Détente between the East and the West profoundly reshaped international textbook revision from the mid-1960s to the late 1970s. Many instances of dialogue in this area suddenly appeared between countries on both side of the Iron Curtain. This moment was the peak of cooperation between the continent’s two parties. One could say that, paradoxically, the Cold War was when certain West European countries showed the most interest for their neighbors in the East. For example, during this period France engaged in dialogue with Poland, the Soviet Union, Hungary, and Romania, while these exchanges were not reinitiated after the fall of the Berlin Wall. This rise in revision activity between the two blocs was accompanied by a clear and sharp decline in cooperation between Western European countries. New possibilities for dialogue with countries in the socialist bloc were no longer a priority compared to projects between West European neighbors, all the more so as there had been many of them during the preceding period. At the same time, a number of forums for revision between socialist countries appeared, originating with the intensified socio-cultural cooperation advocated by the Brezhnev Doctrine of rapprochement with Eastern European countries.
During the 1980s, revision activity was once again primarily the work of Western Europeans. The renewed vitality of this practice in the Western camp was due to a variety of reasons. First, after being overshadowed for a long time, cultural relations were once again seen as an important aspect of European construction. Second, the FRG increased revision dialogue, turning it into an increasingly important instrument in its cultural foreign policy. Finally, the return of Western European dialogue was not alien to the sudden decline in bipolar revision forums, a consequence of renewed tensions between the East and the West beginning in 1979. International textbook revision in the socialist camp quickly faded over the decade, corresponding to a moment of flagging integration within the bloc. Bipolar dialogue reappeared during the late 1980s—enabled by the policies of glasnost and perestroika initiated by Gorbachev—but rapidly faded away aside from a few exceptions.

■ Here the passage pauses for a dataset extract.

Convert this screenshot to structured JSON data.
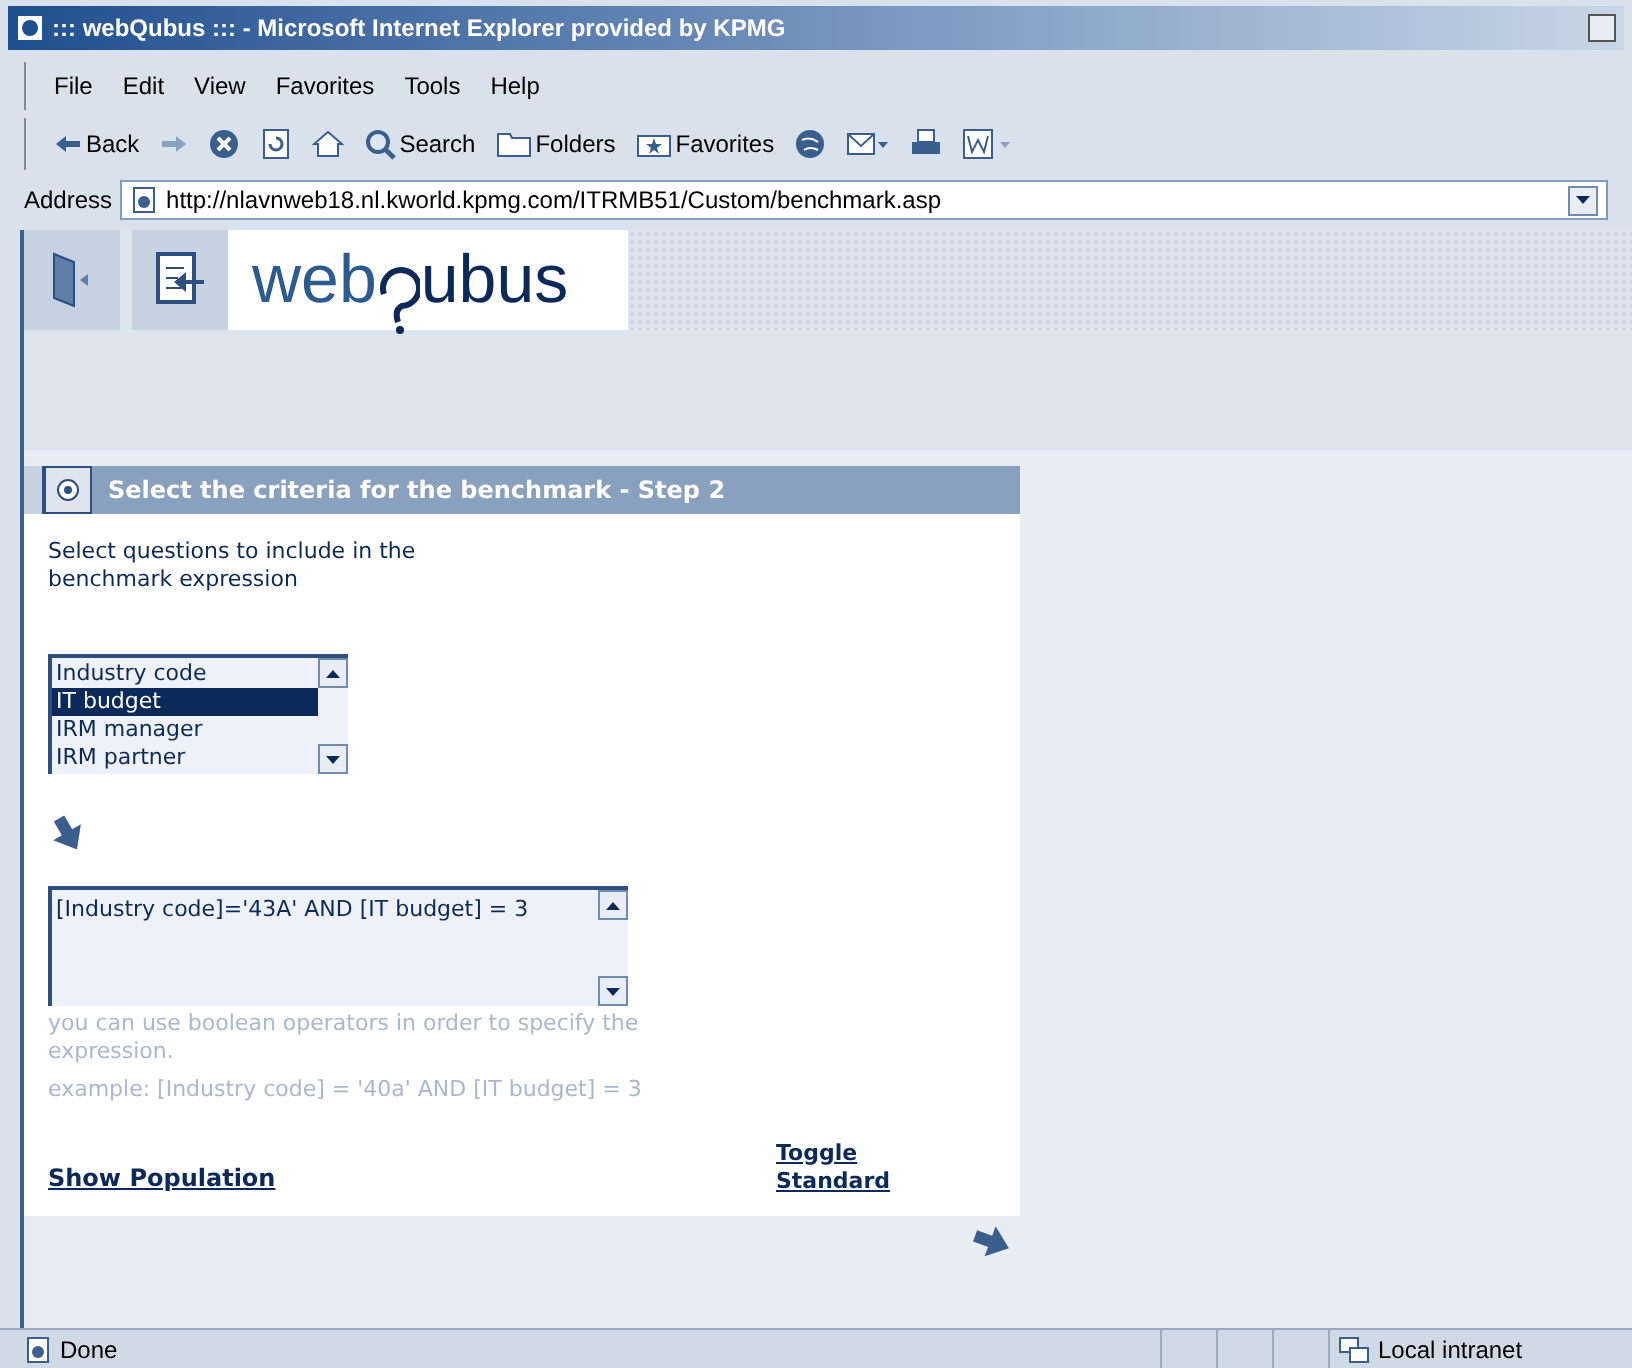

There was a gradual change of paradigm during the 1990s and 2000s, as international revision projects, which had heretofore concentrated their efforts on developing recommendations, increasingly led to the publication of common teaching materials. Binational and regional books were published, such as the French-German manual, or a series of common teaching materials for the Balkans (Teaching Modern Southeast European History project). European expertise in textbook revision within reconciliatory contexts was exported to Asia, where various initiatives bringing together China, Japan, and South Korea took interest in Europe’s experiences. Throughout the history of revision, dialogue between European countries and the non-European world has been very marginal, which is why the new historic and memorial landscape created by decolonization is not at all reflected in revision activity. The 2013 publication of the textbook entitled Méditerranée (The Mediterranean), created by an international team of historians from the north and south shores of the sea, represents an important novelty in this respect.
Translated by Arby Gharibian